Sometimes when traveling, one comes across a unique attraction; that is exactly what my mother, my niece, and I experienced when traveling through Wisconsin and discovering the Dickeyville Grotto. It certainly fits the description of folk art and it is American inspired.
Dickeyville, Wisconsin is a small town in the southwest corner of the State. Were it not for the Dickeyville Grotto, most folks who do not live there or nearby would probably pass by without giving it a second thought. It would simply be another place on the map alongside the road that they were traversing.
The folk art of a priest changed all of that!
Were it not for the Roman Catholic Church of the Holy Ghost Parish located in Dickeyville, Wisconsin and the inspiration of the parish priest who resided there for a while, Dickeyville might still be overlooked by travelers in that part of the state.
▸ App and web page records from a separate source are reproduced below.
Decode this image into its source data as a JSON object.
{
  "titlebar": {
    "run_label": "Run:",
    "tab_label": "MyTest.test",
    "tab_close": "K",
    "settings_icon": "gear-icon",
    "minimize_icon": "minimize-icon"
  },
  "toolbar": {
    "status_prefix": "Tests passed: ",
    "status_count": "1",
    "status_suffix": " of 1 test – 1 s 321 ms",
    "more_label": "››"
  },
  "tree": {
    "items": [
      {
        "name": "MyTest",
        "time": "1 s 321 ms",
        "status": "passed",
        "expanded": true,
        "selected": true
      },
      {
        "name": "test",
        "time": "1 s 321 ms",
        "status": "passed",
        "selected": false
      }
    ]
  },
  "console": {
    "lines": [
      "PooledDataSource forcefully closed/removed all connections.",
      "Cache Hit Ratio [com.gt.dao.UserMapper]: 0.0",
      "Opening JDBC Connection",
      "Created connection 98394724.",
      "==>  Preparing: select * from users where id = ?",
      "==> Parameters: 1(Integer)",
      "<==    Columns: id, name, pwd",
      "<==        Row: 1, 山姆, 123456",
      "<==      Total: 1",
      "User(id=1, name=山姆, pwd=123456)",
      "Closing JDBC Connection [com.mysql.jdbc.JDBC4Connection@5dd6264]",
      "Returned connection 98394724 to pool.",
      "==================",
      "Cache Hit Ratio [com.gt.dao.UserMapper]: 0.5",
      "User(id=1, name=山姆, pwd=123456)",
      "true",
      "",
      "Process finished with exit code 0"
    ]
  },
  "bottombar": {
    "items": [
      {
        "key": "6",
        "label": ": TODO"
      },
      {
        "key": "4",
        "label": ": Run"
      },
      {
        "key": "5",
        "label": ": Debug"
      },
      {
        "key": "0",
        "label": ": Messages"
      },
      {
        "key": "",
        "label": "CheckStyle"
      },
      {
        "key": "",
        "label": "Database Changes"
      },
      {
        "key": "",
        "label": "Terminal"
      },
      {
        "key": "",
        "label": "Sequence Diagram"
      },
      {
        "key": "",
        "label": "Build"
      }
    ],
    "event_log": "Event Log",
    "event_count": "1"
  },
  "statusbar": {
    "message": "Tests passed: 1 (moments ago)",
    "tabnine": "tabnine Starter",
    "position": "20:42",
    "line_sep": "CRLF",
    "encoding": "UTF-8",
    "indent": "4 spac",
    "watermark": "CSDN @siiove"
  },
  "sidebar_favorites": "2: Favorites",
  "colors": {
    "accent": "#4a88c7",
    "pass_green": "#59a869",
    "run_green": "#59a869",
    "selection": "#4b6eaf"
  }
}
After all, according to the 2000 census, there were only 1,043 residents living on less than a square mile of acreage.
But because of the artistic efforts of Father Matthias Wernerus, Dickeyville has now become an attraction for visitors to that small town.
Love of God and Love of Country
Religious symbols and patriotic symbols are intertwined in the unique folk art creation that came about due to the parish priest's inspiration and hard work of many years.
Several YouTube videos are included in this post. They share more of this clerical man's vision, both religious and patriotic. Viewing them also shows much more of the work accomplished by him than the few photos shown here.
It was with the cooperation and contributions from his parishioners and others that account for all of the assorted pieces collected and then assembled that this work of art came into being.
I would heartily suggest watching the videos below if this subject matter sparks any interest on your part.
Folk Art Supplies
Many things were embedded into the concrete, including the following:
- Petrified wood
- Stalagmites and stalactites
- Antiques...and more!
The tree of life depiction below contains petrified wood and other elements already mentioned.
My mother, my niece, and I were traveling between the States of Mississippi, Iowa, and Wisconsin visiting relatives and friends that particular year. Always on the lookout for special attractions along the way, we discovered the Dickeyville Grotto and stopped to take a look.
At the very least, it is surely an interesting collection of things artistically presented. It is very inspirational for some. That was surely the intent of its creator—Father Matthias Wernerus—who spent five years of his life creating this series of grottoes.
Originally a European who came to America to practice his priesthood, Father Wernerus was extremely patriotic. The small town of Dickeyville lost three of their sons in World War I. The three soldiers who had fought and died were memorialized by a monument in the church cemetery (pictured below).
As he progressed with his handiwork, Father Wernerus included things like the American Flag, the American Eagle, a memorial to Christopher Columbus, and the like.
Faith and Religious Symbols
Obviously, the main thrust of Father Matthias Wernerus' endeavors was to express his religious beliefs. Jesus Christ, the Cross, Mary (the mother of Jesus), and other religious symbols were featured in this mixture of bits of coral, glass, rocks, and other things set into concrete creating this unique and notable site in Dickeyville.
Succumbing to pneumonia one year after finishing his labor of love, Father Matthias Wernerus now resides in the cemetery along with many of his deceased parishioners adjacent to his Holy Ghost Parish Church. He would like that final resting spot, I am certain.
Location of Dickeyville, Grotto
You now know a bit about this unique Wisconsin attraction called the Dickeyville Grotto if you were previously unfamiliar.
I hope that you enjoyed these pictures, links, and videos.
Would you stop to see the Dickeyville Grotto if you were in the area?
Questions & Answers
© 2010 Peggy Woods